As a reaction to the recently published article in THISDAY, titled ‘How Rot in Lagos PHCs Fuel Maternal and Newborn Deaths’ the Special Adviser to Lagos State Governor, Dr. Olufemi Onanuga, has stated that the remaining Primary Health Centres (PHCs) in the state still needing some forms of intervention for optimal productivity will be fixed within the shortest time possible.
He said already, about a billion naira has been earmarked by the state government for renovating and equipping the suboptimal PHCs among the 288 primary health facilities in the state, adding that 34 of such PHCs have benefitted from the fund and that efforts were geared towards putting others in shape as soon as possible.

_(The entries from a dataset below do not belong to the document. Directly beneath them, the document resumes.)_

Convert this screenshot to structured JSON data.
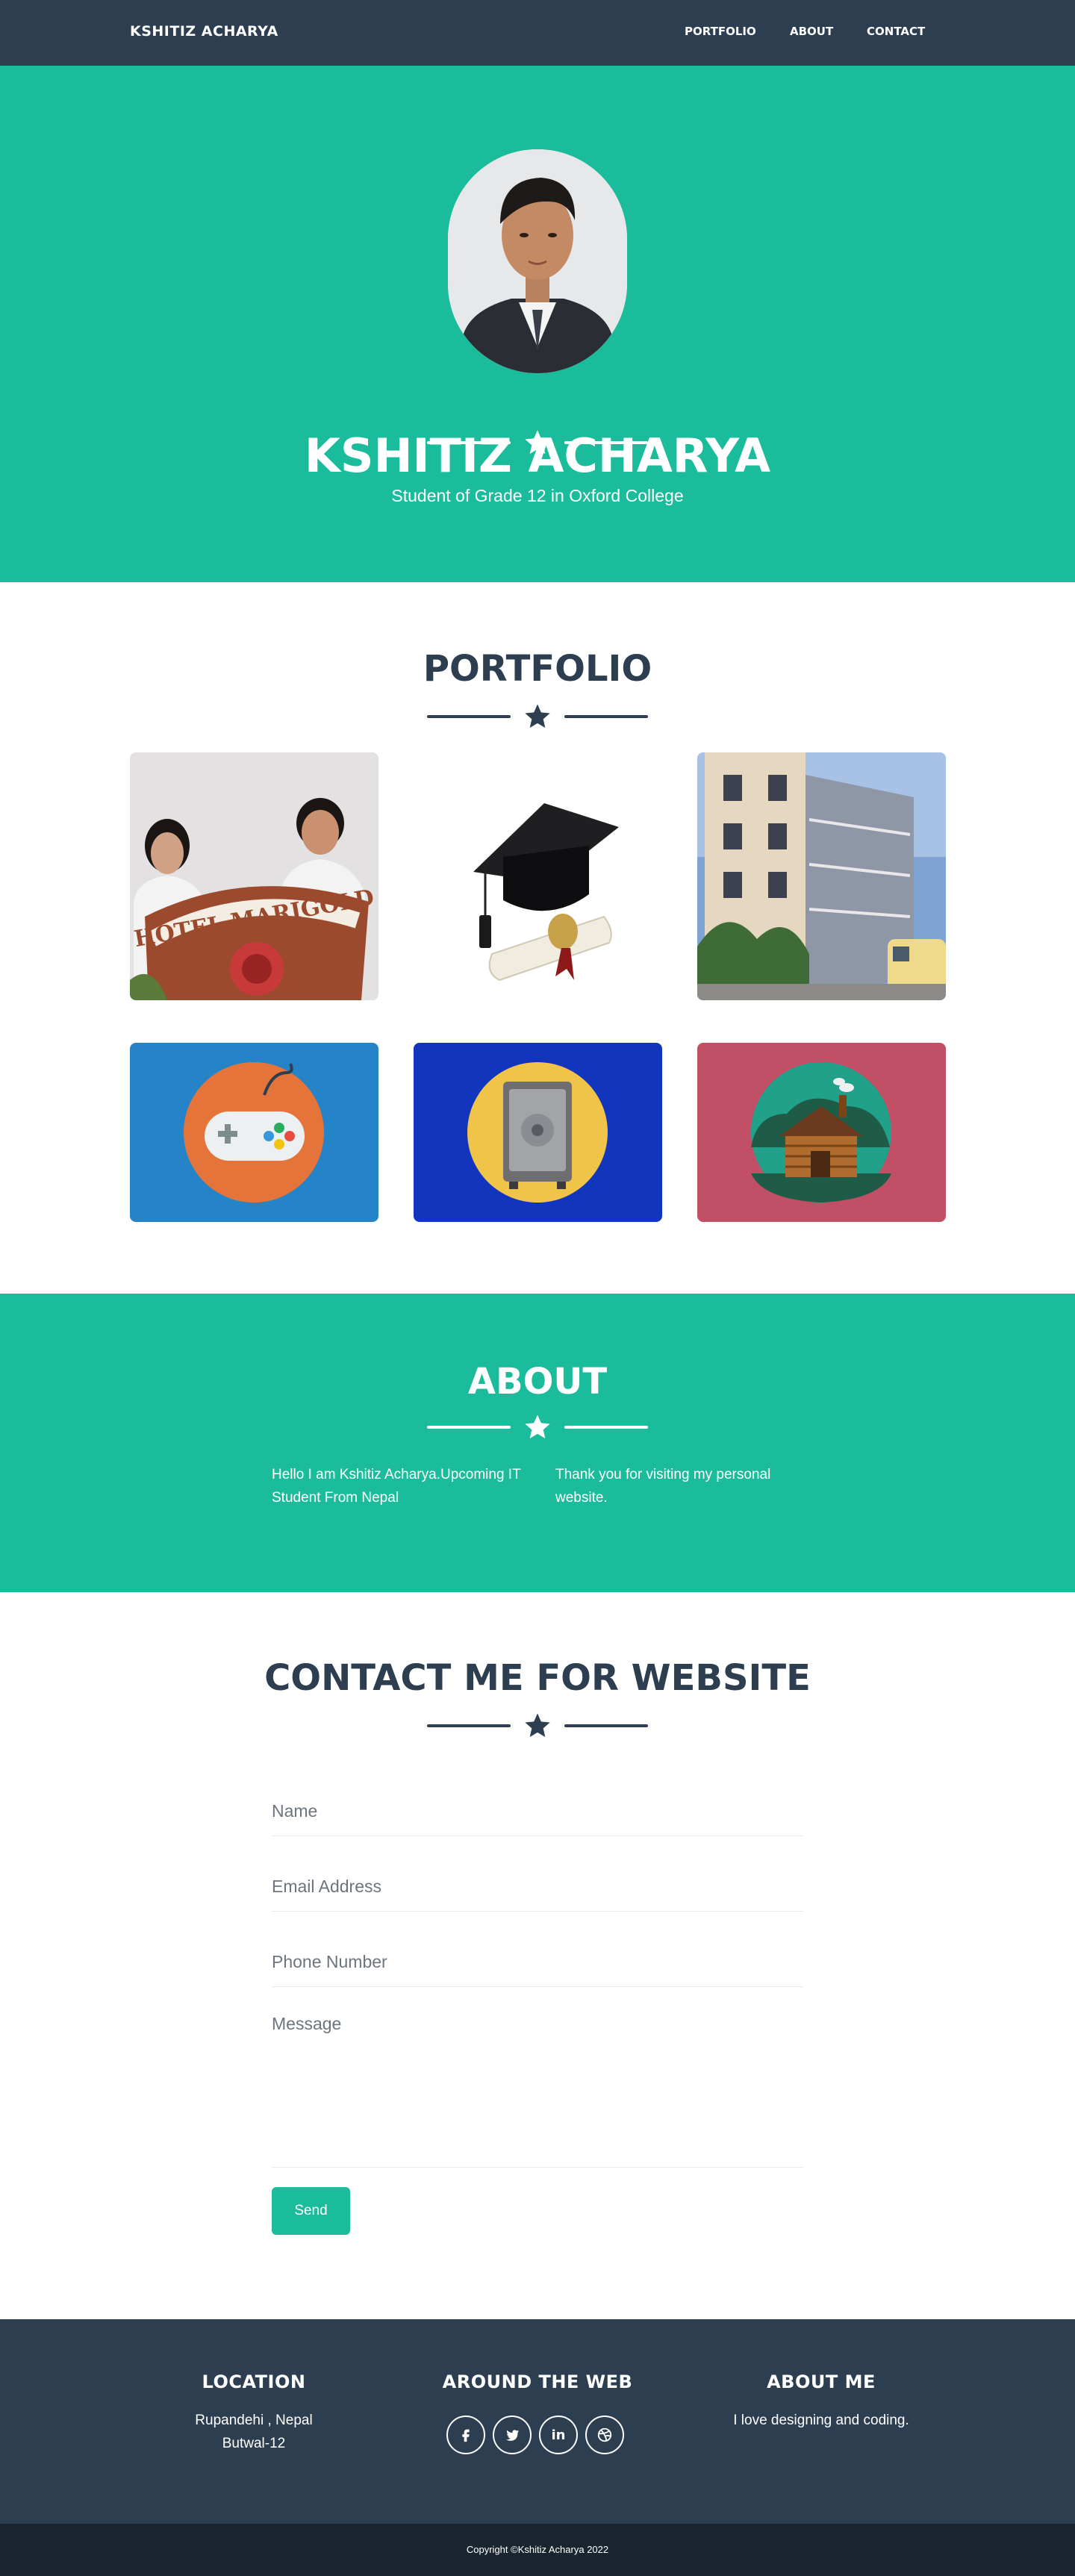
{
  "navbar": {
    "brand": "KSHITIZ ACHARYA",
    "links": [
      "PORTFOLIO",
      "ABOUT",
      "CONTACT"
    ]
  },
  "masthead": {
    "title": "KSHITIZ ACHARYA",
    "subtitle": "Student of Grade 12 in Oxford College"
  },
  "portfolio": {
    "title": "PORTFOLIO",
    "items": [
      "school-speech-photo",
      "graduation-cap-diploma",
      "college-building-photo",
      "game-controller",
      "safe",
      "log-cabin"
    ]
  },
  "about": {
    "title": "ABOUT",
    "left_text": "Hello I am Kshitiz Acharya.Upcoming IT Student From Nepal",
    "right_text": "Thank you for visiting my personal website."
  },
  "contact": {
    "title": "CONTACT ME FOR WEBSITE",
    "name_placeholder": "Name",
    "email_placeholder": "Email Address",
    "phone_placeholder": "Phone Number",
    "message_placeholder": "Message",
    "send_label": "Send"
  },
  "footer": {
    "location_heading": "LOCATION",
    "location_line1": "Rupandehi , Nepal",
    "location_line2": "Butwal-12",
    "web_heading": "AROUND THE WEB",
    "social_icons": [
      "facebook-icon",
      "twitter-icon",
      "linkedin-icon",
      "dribbble-icon"
    ],
    "about_heading": "ABOUT ME",
    "about_text": "I love designing and coding.",
    "copyright": "Copyright ©Kshitiz Acharya 2022"
  },
  "colors": {
    "primary": "#1abc9c",
    "dark": "#2c3e50",
    "darker": "#1a252f"
  }
}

“Governor Akinwunmi Ambode is very keen on the health of Lagosians, hence we have put very stringent measures on ground to tackle lapses in all healthcare facilities in the State from infrastructures to human resources, but for PHCs requiring interventions, which fall within the ones mentioned in the THISDAY publication, efforts are ongoing to address them one after the other. 34 of such PHCs have been transformed already, and soon, others will get the same lift,” he said.
While acknowledging that the story was a wake-up call for the government and that the reporter could be considered a partner for sensitising the team on the few areas needing interventions, he said majority of the PHCs in the state were working at optimal levels, and that apart from drugs, infrastructural and human resources, most of the facilities were operating 24-hour services in order to make healthcare more accessible to community members, irrespective of what time of the day or night they access the facility.

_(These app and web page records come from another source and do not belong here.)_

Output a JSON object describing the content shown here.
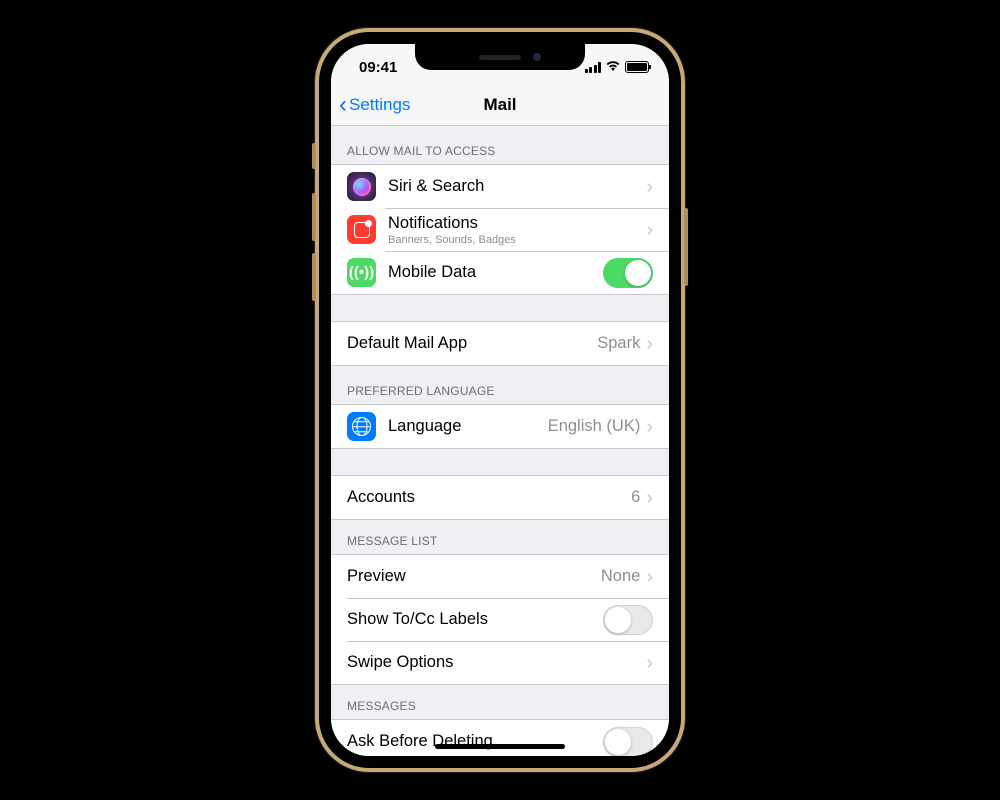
{
  "status": {
    "time": "09:41"
  },
  "nav": {
    "back": "Settings",
    "title": "Mail"
  },
  "sections": {
    "access": {
      "header": "ALLOW MAIL TO ACCESS",
      "siri": "Siri & Search",
      "notifications": {
        "label": "Notifications",
        "sub": "Banners, Sounds, Badges"
      },
      "mobile_data": {
        "label": "Mobile Data",
        "enabled": true
      }
    },
    "default_app": {
      "label": "Default Mail App",
      "value": "Spark"
    },
    "language": {
      "header": "PREFERRED LANGUAGE",
      "label": "Language",
      "value": "English (UK)"
    },
    "accounts": {
      "label": "Accounts",
      "value": "6"
    },
    "message_list": {
      "header": "MESSAGE LIST",
      "preview": {
        "label": "Preview",
        "value": "None"
      },
      "show_tocc": {
        "label": "Show To/Cc Labels",
        "enabled": false
      },
      "swipe": "Swipe Options"
    },
    "messages": {
      "header": "MESSAGES",
      "ask_delete": {
        "label": "Ask Before Deleting",
        "enabled": false
      }
    }
  }
}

“What I found out from the story is that the reporter is assisting us. He is sensitising us to do more work than we have been doing. The places reported will be touched. It is already in line with our plans for renovating and equipping some PHCs in the State.”
Reacting to a part of the story which noted that workers of Baruwa PHC had a clue that the monitoring team from the office of the Special Adviser on PHC were coming to their centre, Onanuga said he found that part difficult to believe as he only decides which PHC to be visited solely, and hence it could not have been possible that certain PHCs would have a head up that their facilities would be inspected by the monitoring team.
“I find it difficult to believe that people know when and where we are coming, because we have made it so secretive, such that wherever we are going to is always unannounced. It is only at the time we are going out that I direct where we are going, so for people to say they knew we are coming there, I find it difficult to believe, but again, that is something the reporter has pointed out, which is extremely unusual because we don’t tell anybody where we are going. And it’s a good thing that it has happened like that, so what is required is that we are going to tighten up our arrangements, we are going to be more secretive than before, such that there will not be room for centres to prepare on ground for our coming.”
The SSA said since the monitoring, evaluation and the advocacy team started moving from one PHC to another in January, there has been tremendous and positive results. “A lot of changes like attitude of our workers to work have changed. Absenteeism has reduced drastically. Negative attitude to work has also gone down, and decent work has been promoted through the continuous, but random and unannounced visits to these centres.
“We pay unscheduled visits to different PHCs every week and in places where we discover that their workers are absent or not up and doing, we discipline them as appropriate.”
On the concern over why Traditional Birth Attendants (TBA) are given prominence in the state by community members and even the stakeholders in the state, Onanuga said TBAs were partners in progress to the state for health service delivery.
“We train these TBAs as often as possible and then award them certificates. Through these trainings, they become very knowledgeable on how best to handle deliveries, ante natal, among others. And they also know their limits, they know when to refer, as well as when to identify complications. In cases that are beyond them, they immediately refer such cases to the primary health facilities nearest to them. So we are partners in progress and we can’t do without them.
“If you look at the cultural background of our people, so many of them still believe they must visit the TBA. So what we are doing as a government is to preach to them on the importance of health, but we cannot tell them not to go there. Even if we do, they will still go there because they have their beliefs in them and that is why we have decided to work with the TBAs, and they are trained on new intervention techniques. We make sure they are updated with new trends in the service delivery.
“Just recently, we trained 400 of such TBAs and the Governor himself was on ground to present certificates to those who attended. So we can’t do without them, the law allows it and they also render services. The only thing is that we will continue to train them, re-involve them, encourage them, and then punish the quacks among them,” Onanuga said.
On why some PHC workers were not in the various duties which the previously published story pointed out, Onanuga read the riot act to all PHC workers in the state. According to him, any PHC worker not on duty as at when due shall be dealt with according to the civil service rule.
“All health workers in the state are motivated to work because every 23rd they are paid their salaries, so they have no excuse not to go to work. Anyone caught during any of our monitoring will have him or herself to blame. No state in the country motivates workers like Lagos State,” he said.
With the promise by the SSA that the identified PHCs in the said publication will be given speedy attention, THISDAY investigations will also inform Nigerians on the new developments in the PHCs, which are the Baruwa PHC in Ipaja, Oko-Oba PHC in Epe, Akinyele PHC in Abesan and Oriba PHC in Epe area of the state.